    sometimes, reading file also depends on the way the classes are designed. for example, if you see notes on xmltextreader, you will find that it cannot read files more than 2GB. i don't know why this is so in ms implementation but in mono , it because of an integer that is used while opening the file.

     

    Thursday, January 17, 2008 8:01 AM
  • Hello,

    Thank you both for your responses.  I have tried opening the file at the beginning.  The large (> 4GB) test file does open, but then the program blows up trying to read the first record.  My guess is that the open and read failures are related, since my tests work fine when my test file is under the 4 GB limit.

    Getting the file size programmatically is a side issue, not the main event  My application spec requires being able to repostion the file pointer and read starting from any record (they are binary) in the file that a user may select.  I also may be reading the records in reverse order.  I have to be sure that I am able to read and jump around in files up to 145 GB on the platform. 

    To make things even more interesing (can you stand it),  my code must be designed to run on many different platforms, so I will not not be using any platform specific techniquest for processing the files, just C++ code.

    Cheers!
     
    Thursday, January 17, 2008 9:17 PM
  • see, i think portability is not a issue with .net. the operations like file read etc , i mean system.io is very well implemented in mono ( which has been succesfully ported to both linux and solaris), so i don't see any point to the fact that C++/C is the only way today to write apps that would run on all these. infact we are now writing a lot of utilities these days and some full fledged app's as well that are succesfully running on ported versions of mono in linux (debian) and solaris 10.  

     

    i did wrote some programs based on ur problem to check that but then the thing is i don't have > 4GB files to test with.

    regarding the binary read and reading backward is just a matter of reversing the pointer .

    i can send u the code in C# , perhaps you can test with ur file and then see the result.

     

     

    Friday, January 18, 2008 5:19 AM
  • Thank you for your offer.  I have no experience with .net, C# or mono.  So using it/them is not an option for me at this time.

    Based on the feedback and tests I've done so far, I am beginning to suspect that it is the VC 8 C++ compiler's implementation of file classes that is the limiting factor.  Likely the file pointer data type is only 32 bits, rather than the 64 needed to handle files larger than 4GB.

    Can someone from Microsoft confirm this?    Do the straight C file function calls suffer from the same 32 bit limit?




    Monday, January 21, 2008 9:15 PM
  •  

    Hello j666,

     

    Since you use SQL Server 2005 Express edition, it will not be possible to update/modify/open databases with sizes >4GB. It's a restriction from Microsoft.
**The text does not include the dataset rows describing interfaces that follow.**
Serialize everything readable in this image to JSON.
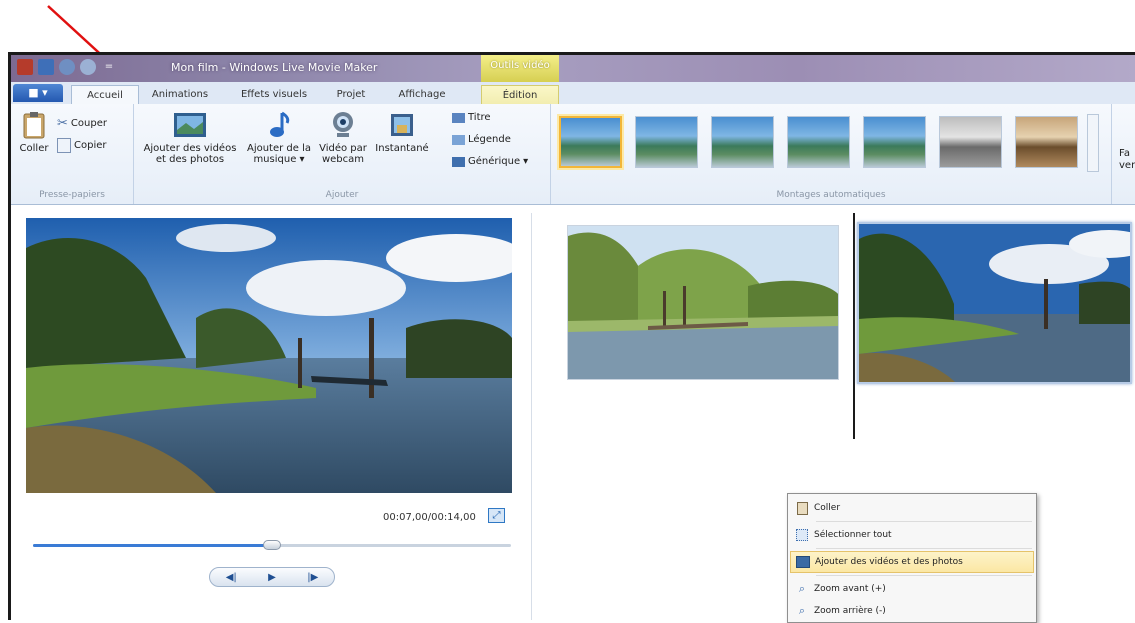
{
  "window": {
    "title": "Mon film - Windows Live Movie Maker",
    "context_tab_group": "Outils vidéo"
  },
  "tabs": [
    {
      "label": "Accueil",
      "active": true
    },
    {
      "label": "Animations"
    },
    {
      "label": "Effets visuels"
    },
    {
      "label": "Projet"
    },
    {
      "label": "Affichage"
    },
    {
      "label": "Édition",
      "context": true
    }
  ],
  "ribbon": {
    "clipboard": {
      "group_label": "Presse-papiers",
      "paste": "Coller",
      "cut": "Couper",
      "copy": "Copier"
    },
    "add": {
      "group_label": "Ajouter",
      "add_videos_photos": "Ajouter des vidéos et des photos",
      "add_music": "Ajouter de la musique",
      "add_music_arrow": "▾",
      "webcam_video": "Vidéo par webcam",
      "snapshot": "Instantané",
      "title": "Titre",
      "caption": "Légende",
      "credits": "Générique",
      "credits_arrow": "▾"
    },
    "automovies": {
      "group_label": "Montages automatiques",
      "themes_count": 7
    },
    "truncated_right": "Fa",
    "truncated_right_2": "ver"
  },
  "preview": {
    "timecode": "00:07,00/00:14,00",
    "progress": 0.5
  },
  "context_menu": {
    "items": [
      {
        "label": "Coller",
        "icon": "paste-icon"
      },
      {
        "label": "Sélectionner tout",
        "icon": "select-all-icon"
      },
      {
        "label": "Ajouter des vidéos et des photos",
        "icon": "add-media-icon",
        "highlighted": true
      },
      {
        "label": "Zoom avant (+)",
        "icon": "zoom-in-icon"
      },
      {
        "label": "Zoom arrière (-)",
        "icon": "zoom-out-icon"
      }
    ]
  },
  "colors": {
    "accent": "#3a7bd5",
    "arrow": "#e01010",
    "highlight": "#fbe7a4",
    "selected_theme": "#f2b638"
  }
}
You'll need at least SQL Server 2005 Workgroup to use databases >4GB.

     

    See this URL: http://www.microsoft.com/sql/downloads/trial-software.mspx#EQD

     

    Hope this will explain it...
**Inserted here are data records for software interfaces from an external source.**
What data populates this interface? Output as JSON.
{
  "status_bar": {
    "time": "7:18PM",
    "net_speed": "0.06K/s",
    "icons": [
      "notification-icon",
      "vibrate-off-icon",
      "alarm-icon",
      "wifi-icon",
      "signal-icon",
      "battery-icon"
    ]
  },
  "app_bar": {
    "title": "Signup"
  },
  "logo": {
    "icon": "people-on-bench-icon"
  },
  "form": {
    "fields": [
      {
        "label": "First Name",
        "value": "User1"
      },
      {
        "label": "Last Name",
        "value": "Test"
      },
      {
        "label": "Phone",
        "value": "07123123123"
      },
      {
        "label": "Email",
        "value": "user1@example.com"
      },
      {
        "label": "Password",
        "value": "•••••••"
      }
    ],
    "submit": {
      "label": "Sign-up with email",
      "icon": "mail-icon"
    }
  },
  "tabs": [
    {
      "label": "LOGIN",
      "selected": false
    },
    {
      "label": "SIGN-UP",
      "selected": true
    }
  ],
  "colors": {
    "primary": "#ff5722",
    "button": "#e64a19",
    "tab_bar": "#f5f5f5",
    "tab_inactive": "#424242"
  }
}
    Monday, February 18, 2008 9:11 AM
  •  7j4rd4n wrote:

     

    Hello j666,

     

    Since you use SQL Server 2005 Express edition, it will not be possible to update/modify/open databases with sizes >4GB. It's a restriction from Microsoft. You'll need at least SQL Server 2005 Workgroup to use databases >4GB.

     

    See this URL: http://www.microsoft.com/sql/downloads/trial-software.mspx#EQD

     

    Hope this will explain it...

     

    The question has nothing to do with databases let alone SQL Server.

    Monday, February 18, 2008 10:06 AM